━━━ Recorded data

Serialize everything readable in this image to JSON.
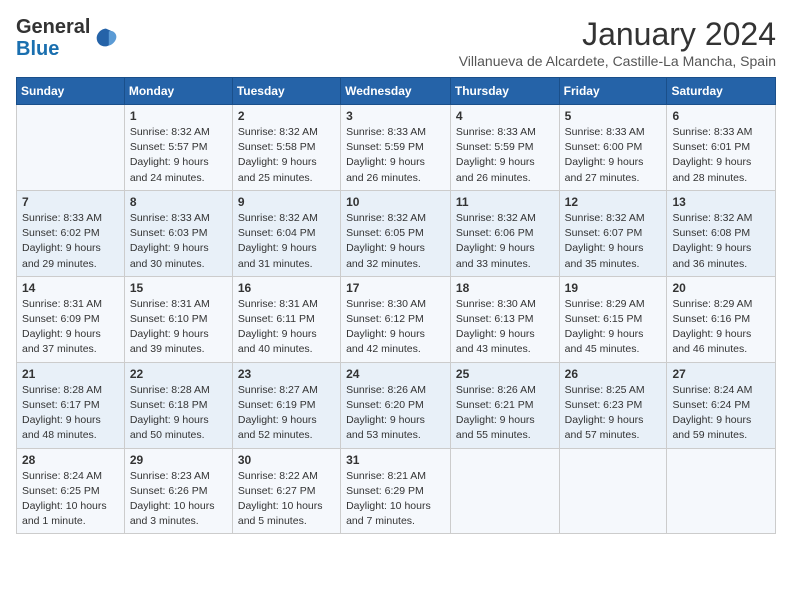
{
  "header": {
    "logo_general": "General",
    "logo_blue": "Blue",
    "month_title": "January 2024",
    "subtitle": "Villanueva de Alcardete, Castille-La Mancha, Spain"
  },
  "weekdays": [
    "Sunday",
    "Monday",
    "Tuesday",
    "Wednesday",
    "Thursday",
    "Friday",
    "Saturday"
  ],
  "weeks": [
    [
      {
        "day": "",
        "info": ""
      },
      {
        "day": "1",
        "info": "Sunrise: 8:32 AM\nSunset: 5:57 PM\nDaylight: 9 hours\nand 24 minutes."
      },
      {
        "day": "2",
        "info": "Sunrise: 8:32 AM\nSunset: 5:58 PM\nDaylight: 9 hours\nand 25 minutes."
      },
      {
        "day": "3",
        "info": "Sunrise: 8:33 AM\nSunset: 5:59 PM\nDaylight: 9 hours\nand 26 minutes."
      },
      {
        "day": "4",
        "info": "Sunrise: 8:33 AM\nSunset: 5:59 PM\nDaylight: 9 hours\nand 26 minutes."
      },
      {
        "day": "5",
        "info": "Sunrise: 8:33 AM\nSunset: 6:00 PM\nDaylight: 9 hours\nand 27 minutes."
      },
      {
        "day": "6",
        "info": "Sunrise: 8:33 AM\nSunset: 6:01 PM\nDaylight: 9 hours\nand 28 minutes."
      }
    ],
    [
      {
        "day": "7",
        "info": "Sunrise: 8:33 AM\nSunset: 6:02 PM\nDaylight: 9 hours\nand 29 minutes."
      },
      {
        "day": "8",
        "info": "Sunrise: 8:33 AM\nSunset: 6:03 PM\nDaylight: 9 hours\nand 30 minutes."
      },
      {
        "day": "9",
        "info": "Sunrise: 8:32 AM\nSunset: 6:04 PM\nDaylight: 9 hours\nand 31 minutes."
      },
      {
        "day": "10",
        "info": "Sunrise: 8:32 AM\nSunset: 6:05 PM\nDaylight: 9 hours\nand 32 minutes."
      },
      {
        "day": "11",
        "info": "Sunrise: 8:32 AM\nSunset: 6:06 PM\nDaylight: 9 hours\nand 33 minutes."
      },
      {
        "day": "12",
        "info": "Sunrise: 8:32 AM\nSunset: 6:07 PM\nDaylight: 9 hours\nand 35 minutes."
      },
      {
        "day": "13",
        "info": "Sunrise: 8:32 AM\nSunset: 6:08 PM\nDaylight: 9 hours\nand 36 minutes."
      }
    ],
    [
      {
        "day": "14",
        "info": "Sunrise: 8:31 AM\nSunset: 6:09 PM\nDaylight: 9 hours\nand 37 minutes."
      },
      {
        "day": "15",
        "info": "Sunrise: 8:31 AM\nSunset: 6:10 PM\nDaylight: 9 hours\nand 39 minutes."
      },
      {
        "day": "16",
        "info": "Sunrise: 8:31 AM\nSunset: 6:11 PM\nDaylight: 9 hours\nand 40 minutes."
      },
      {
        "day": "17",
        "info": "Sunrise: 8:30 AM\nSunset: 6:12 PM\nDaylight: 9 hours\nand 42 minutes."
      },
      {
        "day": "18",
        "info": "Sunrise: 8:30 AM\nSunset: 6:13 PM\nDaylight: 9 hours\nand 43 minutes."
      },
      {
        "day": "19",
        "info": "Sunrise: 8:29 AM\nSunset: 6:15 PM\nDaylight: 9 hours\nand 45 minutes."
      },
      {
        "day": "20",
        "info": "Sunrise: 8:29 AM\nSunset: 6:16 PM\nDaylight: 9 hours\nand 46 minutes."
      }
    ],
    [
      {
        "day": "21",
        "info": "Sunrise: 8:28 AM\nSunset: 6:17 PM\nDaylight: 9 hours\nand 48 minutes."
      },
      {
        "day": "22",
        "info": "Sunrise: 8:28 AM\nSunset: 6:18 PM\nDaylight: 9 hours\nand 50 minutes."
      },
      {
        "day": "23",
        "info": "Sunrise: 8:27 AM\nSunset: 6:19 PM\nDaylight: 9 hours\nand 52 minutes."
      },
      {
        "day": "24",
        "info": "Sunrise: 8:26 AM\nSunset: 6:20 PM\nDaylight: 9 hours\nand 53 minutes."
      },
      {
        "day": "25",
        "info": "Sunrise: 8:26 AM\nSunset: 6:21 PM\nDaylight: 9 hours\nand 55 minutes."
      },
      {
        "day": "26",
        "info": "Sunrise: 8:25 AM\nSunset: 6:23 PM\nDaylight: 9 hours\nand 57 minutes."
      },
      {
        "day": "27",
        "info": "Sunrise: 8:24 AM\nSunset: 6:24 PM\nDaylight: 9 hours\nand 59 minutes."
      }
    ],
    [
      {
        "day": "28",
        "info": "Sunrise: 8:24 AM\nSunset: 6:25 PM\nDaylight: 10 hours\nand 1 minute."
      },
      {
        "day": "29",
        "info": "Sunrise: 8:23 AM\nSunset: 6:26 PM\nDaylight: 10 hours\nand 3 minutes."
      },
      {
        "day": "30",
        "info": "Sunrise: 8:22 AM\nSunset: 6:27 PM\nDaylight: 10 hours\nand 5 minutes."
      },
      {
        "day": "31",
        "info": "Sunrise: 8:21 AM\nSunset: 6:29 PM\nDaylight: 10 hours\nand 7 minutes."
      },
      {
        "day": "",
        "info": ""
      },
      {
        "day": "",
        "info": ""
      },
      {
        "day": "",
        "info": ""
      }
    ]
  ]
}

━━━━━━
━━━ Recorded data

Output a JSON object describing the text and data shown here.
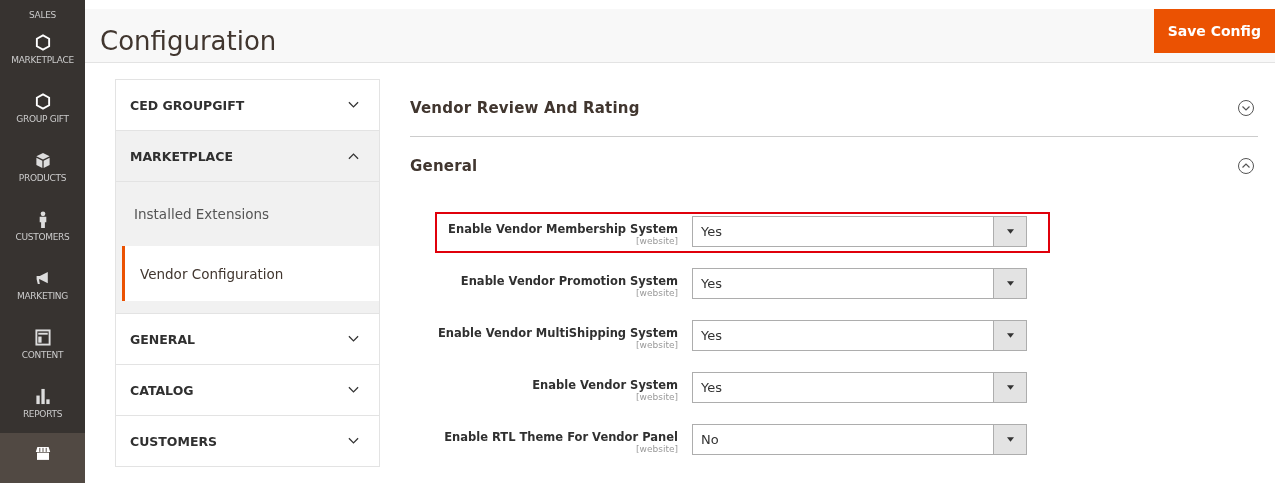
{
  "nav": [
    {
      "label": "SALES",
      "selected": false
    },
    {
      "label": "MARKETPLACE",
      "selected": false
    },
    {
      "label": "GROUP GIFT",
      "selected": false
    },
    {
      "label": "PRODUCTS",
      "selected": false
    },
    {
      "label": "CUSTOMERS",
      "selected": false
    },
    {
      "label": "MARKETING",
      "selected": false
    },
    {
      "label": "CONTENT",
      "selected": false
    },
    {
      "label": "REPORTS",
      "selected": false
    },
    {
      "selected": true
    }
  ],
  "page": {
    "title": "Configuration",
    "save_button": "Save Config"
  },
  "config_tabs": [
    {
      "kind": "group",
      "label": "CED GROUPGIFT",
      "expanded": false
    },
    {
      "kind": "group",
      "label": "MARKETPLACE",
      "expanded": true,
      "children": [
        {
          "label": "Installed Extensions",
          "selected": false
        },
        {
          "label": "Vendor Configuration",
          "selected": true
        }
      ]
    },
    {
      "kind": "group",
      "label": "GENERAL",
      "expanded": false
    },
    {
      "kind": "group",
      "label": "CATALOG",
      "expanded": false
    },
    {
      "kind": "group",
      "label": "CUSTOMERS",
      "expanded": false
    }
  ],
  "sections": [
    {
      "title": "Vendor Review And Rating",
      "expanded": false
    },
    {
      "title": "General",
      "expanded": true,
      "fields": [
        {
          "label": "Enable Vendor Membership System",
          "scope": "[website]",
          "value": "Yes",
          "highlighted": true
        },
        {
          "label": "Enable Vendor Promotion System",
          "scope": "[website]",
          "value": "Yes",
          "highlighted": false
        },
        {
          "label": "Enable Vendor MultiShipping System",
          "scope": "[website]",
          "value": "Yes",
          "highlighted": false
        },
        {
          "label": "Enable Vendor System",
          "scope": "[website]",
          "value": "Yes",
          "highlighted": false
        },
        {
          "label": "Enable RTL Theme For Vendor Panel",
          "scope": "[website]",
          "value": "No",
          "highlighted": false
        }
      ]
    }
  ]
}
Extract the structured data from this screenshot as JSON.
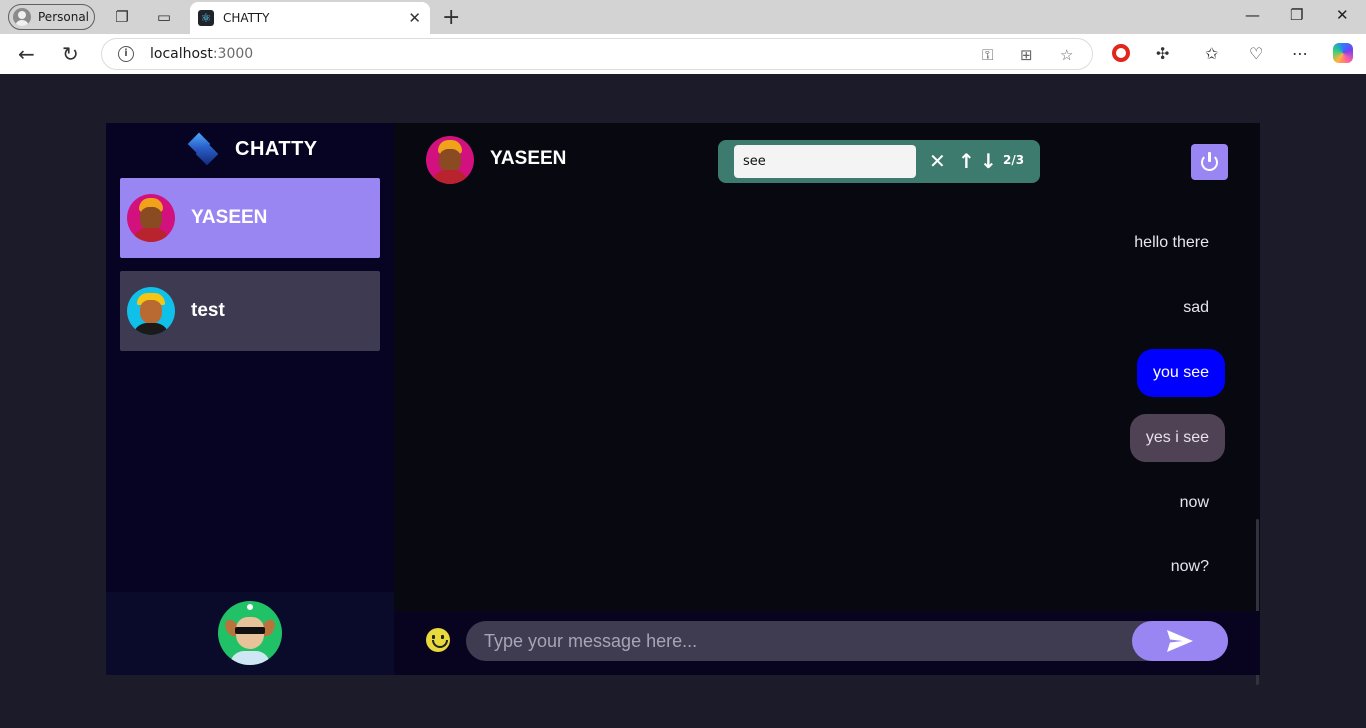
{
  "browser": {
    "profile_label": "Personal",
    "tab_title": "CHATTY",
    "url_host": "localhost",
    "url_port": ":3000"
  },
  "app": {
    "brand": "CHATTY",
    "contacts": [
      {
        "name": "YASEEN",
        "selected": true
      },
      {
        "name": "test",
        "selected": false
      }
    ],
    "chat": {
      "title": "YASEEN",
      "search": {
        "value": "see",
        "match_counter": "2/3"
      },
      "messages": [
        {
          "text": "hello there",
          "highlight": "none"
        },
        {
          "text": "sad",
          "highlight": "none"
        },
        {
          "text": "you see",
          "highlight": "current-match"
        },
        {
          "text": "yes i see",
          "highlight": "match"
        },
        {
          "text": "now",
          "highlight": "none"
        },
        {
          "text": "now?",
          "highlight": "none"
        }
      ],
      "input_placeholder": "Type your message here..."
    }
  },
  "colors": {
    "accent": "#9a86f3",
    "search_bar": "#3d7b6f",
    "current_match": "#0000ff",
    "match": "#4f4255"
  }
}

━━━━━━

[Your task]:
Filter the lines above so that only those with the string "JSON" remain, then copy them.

[Exercise answer]:
Serialize everything readable in this image to JSON.
Output a JSON object describing the text and data shown here.
Extract the structured data from this screenshot as JSON.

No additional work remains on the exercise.